Call for more funding as homelessness and housing support services reach ‘tipping point’

Shadow Local Government Minister Mark Isherwood has called on the Welsh Government to increase funding for homelessness and housing-related support services that have reached ‘tipping point’, and warned of the consequences if they fail to spend better.

Responding to the statement this week in the Welsh Parliament by the Minister for Housing and Local Government on the Housing Support Grant – which delivers homelessness prevention and housing-related support services in Wales – Mr Isherwood spoke of his support for Cymorth Cymru’s Housing Matters campaign.

The North Wales Member is calling for an increase in the grant in the Welsh Government's budget for 2020-21, and also of the warnings by service providers in North Wales of the consequences of not increasing the funding.

Mr Isherwood said:

“I have worked with housing support providers before I came to this place, and throughout my time here, since 2003.

“I have worked on every campaign – this isn't the first one – for Housing Matters’ every year. Before that we had the ‘Let's Keep Supporting People’ campaign from Cymorth Cymru. Unfortunately, this has become a bit of an annual ritual. Usually, it's produced good news at the end, and I pray that that's the same in this instance.

“You say that we know it's not enough to provide funding, but we know that without enough funding, the new Grant will not build on the existing duty of local authorities to produce a homelessness strategy.

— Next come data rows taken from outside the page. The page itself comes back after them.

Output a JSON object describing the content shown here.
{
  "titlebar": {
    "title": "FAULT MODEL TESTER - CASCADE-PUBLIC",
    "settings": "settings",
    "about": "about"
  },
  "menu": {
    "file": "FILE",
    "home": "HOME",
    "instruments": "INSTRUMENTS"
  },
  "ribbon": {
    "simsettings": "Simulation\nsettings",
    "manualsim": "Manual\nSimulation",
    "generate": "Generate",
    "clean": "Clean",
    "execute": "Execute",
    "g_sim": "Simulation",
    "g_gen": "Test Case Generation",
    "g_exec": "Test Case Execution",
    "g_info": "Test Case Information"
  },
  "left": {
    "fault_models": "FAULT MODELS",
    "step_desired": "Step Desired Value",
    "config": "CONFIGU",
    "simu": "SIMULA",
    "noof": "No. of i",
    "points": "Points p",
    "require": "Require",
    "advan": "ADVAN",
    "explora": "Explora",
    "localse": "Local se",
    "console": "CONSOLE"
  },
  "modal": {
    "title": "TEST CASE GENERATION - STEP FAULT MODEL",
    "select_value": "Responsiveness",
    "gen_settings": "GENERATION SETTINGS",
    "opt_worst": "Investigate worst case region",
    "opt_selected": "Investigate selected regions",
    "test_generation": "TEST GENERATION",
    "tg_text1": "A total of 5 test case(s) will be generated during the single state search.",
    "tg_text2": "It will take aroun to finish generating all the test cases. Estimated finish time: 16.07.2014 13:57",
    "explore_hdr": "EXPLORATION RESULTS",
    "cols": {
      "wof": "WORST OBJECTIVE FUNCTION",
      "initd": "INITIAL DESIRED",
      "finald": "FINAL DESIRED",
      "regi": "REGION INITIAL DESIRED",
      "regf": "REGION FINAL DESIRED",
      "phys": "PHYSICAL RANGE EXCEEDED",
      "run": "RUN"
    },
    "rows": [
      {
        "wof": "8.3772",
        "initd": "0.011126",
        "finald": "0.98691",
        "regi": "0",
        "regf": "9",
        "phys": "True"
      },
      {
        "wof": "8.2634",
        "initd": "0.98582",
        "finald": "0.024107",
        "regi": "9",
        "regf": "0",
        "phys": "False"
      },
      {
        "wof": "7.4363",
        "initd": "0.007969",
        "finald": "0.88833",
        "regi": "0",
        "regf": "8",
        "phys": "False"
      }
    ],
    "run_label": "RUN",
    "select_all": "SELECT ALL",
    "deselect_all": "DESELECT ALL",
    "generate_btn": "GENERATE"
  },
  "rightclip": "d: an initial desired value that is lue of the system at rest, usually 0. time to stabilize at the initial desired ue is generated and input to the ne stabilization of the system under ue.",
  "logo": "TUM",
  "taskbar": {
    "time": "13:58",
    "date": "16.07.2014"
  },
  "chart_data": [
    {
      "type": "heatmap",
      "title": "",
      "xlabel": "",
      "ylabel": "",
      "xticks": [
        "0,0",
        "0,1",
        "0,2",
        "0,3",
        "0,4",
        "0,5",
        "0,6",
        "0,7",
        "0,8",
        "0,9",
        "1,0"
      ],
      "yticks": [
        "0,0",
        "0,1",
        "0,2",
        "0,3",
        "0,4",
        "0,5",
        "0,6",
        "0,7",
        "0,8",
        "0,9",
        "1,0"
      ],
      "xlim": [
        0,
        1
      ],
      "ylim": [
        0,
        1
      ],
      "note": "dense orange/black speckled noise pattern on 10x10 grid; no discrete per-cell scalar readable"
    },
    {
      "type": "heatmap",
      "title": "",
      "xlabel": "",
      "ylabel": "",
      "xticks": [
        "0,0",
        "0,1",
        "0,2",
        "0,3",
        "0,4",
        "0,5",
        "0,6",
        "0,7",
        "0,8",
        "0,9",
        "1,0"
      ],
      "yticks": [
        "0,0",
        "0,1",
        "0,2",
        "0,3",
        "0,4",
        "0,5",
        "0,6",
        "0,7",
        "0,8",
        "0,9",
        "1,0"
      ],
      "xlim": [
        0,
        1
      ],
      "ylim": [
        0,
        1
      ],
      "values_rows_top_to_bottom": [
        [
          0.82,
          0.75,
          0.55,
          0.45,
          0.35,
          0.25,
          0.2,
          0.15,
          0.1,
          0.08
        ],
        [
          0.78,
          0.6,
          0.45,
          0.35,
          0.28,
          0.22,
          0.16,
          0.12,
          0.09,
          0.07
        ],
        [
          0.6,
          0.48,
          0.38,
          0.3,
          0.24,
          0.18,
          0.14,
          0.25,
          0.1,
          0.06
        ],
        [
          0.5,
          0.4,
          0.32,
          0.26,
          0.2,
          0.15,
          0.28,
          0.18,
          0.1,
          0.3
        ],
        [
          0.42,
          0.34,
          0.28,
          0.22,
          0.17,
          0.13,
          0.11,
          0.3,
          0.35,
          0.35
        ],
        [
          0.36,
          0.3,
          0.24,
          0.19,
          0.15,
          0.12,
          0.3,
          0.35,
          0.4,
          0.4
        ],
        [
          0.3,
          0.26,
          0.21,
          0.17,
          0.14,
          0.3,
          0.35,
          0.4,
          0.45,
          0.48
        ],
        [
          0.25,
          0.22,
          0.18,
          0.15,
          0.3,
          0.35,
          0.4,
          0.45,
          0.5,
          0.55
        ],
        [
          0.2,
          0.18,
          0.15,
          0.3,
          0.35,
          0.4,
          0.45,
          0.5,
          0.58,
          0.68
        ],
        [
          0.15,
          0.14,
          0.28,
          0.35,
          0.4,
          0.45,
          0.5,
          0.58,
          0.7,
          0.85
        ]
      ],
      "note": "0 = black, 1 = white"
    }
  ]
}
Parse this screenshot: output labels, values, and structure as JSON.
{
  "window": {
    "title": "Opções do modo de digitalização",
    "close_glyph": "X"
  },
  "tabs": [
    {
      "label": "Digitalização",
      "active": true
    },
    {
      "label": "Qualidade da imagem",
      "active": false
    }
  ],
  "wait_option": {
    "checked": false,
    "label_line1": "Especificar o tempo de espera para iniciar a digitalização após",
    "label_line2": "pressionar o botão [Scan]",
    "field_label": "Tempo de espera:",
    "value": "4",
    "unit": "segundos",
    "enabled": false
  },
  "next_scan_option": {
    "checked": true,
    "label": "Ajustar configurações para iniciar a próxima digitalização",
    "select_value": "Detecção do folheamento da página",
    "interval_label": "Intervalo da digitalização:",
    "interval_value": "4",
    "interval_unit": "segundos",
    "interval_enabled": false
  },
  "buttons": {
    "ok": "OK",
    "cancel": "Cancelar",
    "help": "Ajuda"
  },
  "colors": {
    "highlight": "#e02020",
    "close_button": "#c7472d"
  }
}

“Responding to the cash-flat settlement for the Grant in the Welsh Government's Draft Budget, a cut in real terms, Cymorth Cymru, Community Housing Cymru and Welsh Women's Aid warned that services preventing homelessness and supporting independent living have now reached a tipping point. And in North Wales a supported living service provider I recently visited told me the consequences would be increased pressure on the NHS, A & E and blue-light services.

“You stated that to put more money into this would mean money being taken away elsewhere, but why won't the Welsh Government do what it says in terms of the prevention and early intervention agenda and recognise this isn't about taking money from elsewhere, it's about saving multiples more money for elsewhere by taking pressure off statutory services? Smart budgeting in this area, protecting budgets in this area, will save hundreds of millions more for health, social care and other key services.”

Mr Isherwood also asked what plans the Welsh Government currently has for its planned redistribution of the Housing Support Grant, highlighting fears that Local Authorities in North Wales could lose a substantial chunk of their Housing Support Grant funding.

He said:

“Key providers in North Wales have told me that the plans that they understand are in place would see five local authorities in the north losing between 25 and 40 per cent of their Housing Support Grant funding. Is that still something under consideration by the Welsh Government? If not, what is its current position in terms of the redistribution previously referred to by it?”

Speaking outside the Chamber after the Minister’s response, Mr Isherwood commented that there is "... still no answer to these key questions for North Wales".